The writer, actress and director of Trans-Creative’s You’ve Changed takes sole spot on stage to provide more of an autobiographical monologue, sequinned with crude witticisms and 30s dance interludes.
She enters in full suit and tails attire- an androgynous Mr. Gatsby- normalising her identity to those trans-unacquainted with a hilarious recount of reactions from her clueless friends and family. The soreness of last decade’s lack of acceptance (from the likes even of her “pagan lesbian cousin”!) is poignant: an important societal truth she masterfully balances with self-deprecating humour and theatrics, dancing away the shockingly ill-informed comments of GPs and psychiatrists in a shameless display of sax-accompanied jazz hands.
less a play and more a visually and intellectually sumptuous extravaganza
A visual iteration of O’Donell’s emotional intimacy is liberating, as she kicks off first her shoes, next her tailored trousers. The audience witnesses her growth into an empowering progressive in fishnet tights, free from the trappings of buckled-up masculinity. She continues to ridicule this reduction of gender to the vital “op” in a Q and A session with the vagina itself, positioned at the centre of a miniature puppet-theatre complete with red velvet curtains and shamelessly spotlighted. O’Donell addresses the often tactless curiosity about her genitalia with an ingenious satire that is victoriously direct.
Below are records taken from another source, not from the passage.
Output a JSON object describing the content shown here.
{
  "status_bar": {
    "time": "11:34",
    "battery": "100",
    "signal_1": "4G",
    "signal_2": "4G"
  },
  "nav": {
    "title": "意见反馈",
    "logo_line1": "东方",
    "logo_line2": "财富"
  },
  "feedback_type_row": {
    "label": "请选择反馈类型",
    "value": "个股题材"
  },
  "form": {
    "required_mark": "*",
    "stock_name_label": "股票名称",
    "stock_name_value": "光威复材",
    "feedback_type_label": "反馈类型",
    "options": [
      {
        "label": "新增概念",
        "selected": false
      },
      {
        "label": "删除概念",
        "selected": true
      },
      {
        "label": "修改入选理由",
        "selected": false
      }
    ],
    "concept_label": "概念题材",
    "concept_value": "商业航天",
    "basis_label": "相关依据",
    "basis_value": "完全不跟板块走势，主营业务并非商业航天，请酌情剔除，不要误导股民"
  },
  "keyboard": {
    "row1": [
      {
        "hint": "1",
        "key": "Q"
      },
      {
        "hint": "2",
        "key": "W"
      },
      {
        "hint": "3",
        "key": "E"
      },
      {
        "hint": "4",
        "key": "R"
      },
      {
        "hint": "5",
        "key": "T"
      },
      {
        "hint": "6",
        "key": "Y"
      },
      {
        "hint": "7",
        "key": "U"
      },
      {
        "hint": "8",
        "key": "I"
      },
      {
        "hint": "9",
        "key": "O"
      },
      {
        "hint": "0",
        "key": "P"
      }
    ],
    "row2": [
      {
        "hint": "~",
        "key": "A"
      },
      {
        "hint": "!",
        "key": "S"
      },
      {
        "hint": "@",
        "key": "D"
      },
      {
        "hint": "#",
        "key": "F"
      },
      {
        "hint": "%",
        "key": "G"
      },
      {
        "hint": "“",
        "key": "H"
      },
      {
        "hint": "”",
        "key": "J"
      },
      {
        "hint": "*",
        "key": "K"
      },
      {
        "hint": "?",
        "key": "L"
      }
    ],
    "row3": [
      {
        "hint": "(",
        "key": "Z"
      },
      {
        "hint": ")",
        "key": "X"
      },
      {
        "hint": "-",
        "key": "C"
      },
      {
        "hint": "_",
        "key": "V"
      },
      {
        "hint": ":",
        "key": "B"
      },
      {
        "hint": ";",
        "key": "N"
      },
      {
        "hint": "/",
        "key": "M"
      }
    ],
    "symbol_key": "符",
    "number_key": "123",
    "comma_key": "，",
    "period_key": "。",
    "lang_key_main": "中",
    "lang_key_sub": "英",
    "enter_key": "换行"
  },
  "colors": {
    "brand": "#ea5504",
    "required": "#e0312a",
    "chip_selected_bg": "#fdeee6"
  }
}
You’ve Changed is characteristically unconventional: less a play and more a visually and intellectually sumptuous extravaganza that challenges, with remarkable rawness, the need for gender conventions at all. It is about a transition, not only of personal growth from a man to a woman, but of societal growth from the then to the now. “Being trans in the naughties felt more like being trans in 1930s”- and Kate O’Donnell showed it, transforming what was a Great Depression into a Golden Age in a one-woman production of style, charisma and a unique, unapologetic genre of artistic flare